High lead levels in food cans may be a hazard
When geochemist Clair Patterson suggested I take a critical look at the food cans in my cupboard, I laughingly humored him. Like most people, I've been more interested in the contents than in the containers. But the laugh soon faded. On can after can, as he predicted, were the lead-soldered seams that he now believes are one of the most widespread, and unrecognized, forms of poisonous pollution.
Through studies made by his research unit at the California Institute of Technology, Dr. Patterson has found that lead is leaching out of those seams into the food contents to an alarming degree. This is not a question of food packaging exceeding safety standards, or of there being no attempt to set lead level standards. It is, rather, a matter of present standards being set by false assumptions about "natural" levels of lead in the environment and of monitoring through measurements that, although it was not known, have been in serious error.

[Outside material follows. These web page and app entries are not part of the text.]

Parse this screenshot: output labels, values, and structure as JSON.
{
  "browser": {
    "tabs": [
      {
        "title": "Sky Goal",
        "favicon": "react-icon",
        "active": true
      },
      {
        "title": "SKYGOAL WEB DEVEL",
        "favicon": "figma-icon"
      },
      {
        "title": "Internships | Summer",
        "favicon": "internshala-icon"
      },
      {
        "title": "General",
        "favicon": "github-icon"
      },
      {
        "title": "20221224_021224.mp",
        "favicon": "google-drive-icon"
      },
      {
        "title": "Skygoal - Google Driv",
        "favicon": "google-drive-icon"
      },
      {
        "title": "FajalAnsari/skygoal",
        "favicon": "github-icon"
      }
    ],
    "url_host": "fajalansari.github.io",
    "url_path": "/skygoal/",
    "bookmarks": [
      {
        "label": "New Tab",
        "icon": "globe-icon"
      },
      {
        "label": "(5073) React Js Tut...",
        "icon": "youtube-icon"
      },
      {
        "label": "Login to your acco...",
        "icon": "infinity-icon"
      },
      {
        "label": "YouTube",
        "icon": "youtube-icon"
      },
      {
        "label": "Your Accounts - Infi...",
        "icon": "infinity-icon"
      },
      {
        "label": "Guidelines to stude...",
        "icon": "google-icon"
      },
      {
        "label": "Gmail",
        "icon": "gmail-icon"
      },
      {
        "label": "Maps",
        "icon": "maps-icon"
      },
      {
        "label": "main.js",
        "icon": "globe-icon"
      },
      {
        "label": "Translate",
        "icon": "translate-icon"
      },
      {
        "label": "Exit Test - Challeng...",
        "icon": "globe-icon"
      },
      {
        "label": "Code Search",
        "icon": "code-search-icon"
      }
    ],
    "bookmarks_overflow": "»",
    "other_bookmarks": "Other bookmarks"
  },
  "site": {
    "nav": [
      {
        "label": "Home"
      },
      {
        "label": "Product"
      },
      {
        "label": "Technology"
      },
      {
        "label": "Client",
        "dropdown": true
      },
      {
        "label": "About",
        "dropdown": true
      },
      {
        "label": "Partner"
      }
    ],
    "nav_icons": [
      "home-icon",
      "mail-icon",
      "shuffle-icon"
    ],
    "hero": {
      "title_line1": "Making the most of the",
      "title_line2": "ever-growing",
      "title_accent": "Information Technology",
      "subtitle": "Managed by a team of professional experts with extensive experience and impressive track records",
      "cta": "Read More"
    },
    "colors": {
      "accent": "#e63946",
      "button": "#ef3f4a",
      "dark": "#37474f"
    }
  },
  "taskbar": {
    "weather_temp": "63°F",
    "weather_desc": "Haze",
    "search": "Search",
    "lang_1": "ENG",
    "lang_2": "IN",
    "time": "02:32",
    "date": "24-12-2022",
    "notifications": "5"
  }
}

Reviewing these findings recently in the journal Science, Dr. Patterson and his colleague Dorothy M. Settle explained that, as a pollutant, lead has been accumulating in the environment for centuries, rather than just decades, as in the case of most industrial contaminants. Thus, regulatory agencies have been fooled into thinking that natural levels of lead in food -- levels to which humans have adapted over hundreds of thousands of years -- to have been much higher than they actually were.
Second, the two scientists note, industrial lead is so unsuspectedly pervasive now that laboratories cannot make accurate lead level tests without elaborate precautions -- precautions that had not been thought necessary.Repeating measurements by government laboratories, Drs. Patterson and Settle say they found these in error by factors as large as 1,000.
The result of all this is that regulators are misled into thinking that lead-soldered cans elevate lead levels in food only a few times the natural background -- well within safe limits. In fact, the scientists report, their measurements indicate lead contamination thousands of times the natural background that prevailed in prehistoric times (in the case of canned tuna, a 10 ,000-fold contamination).
In short, the two scientists warn that present standards for maximum permissible levels of lead in air, food, and water are 500 to 40,000 times the natural lead concentrations to which humans are adapted. They say that United States consumers, especially, have average lead intakes hundreds of times that of prehistoric peoples, and only a few times below levels that would produce lead poisoning symptoms.
They believe lead-soldered food cans to be a major, and ultimately unnecessary, contributor to this lead intake. They urge discontinuing the use of such cans.
Here is a serious warning of an unsuspected pollution hazard. The Food and Drug Administration should look into it without delay. Happily, there are now alternatives to lead solder and, with new plastic containers, even to metal food cans themselves.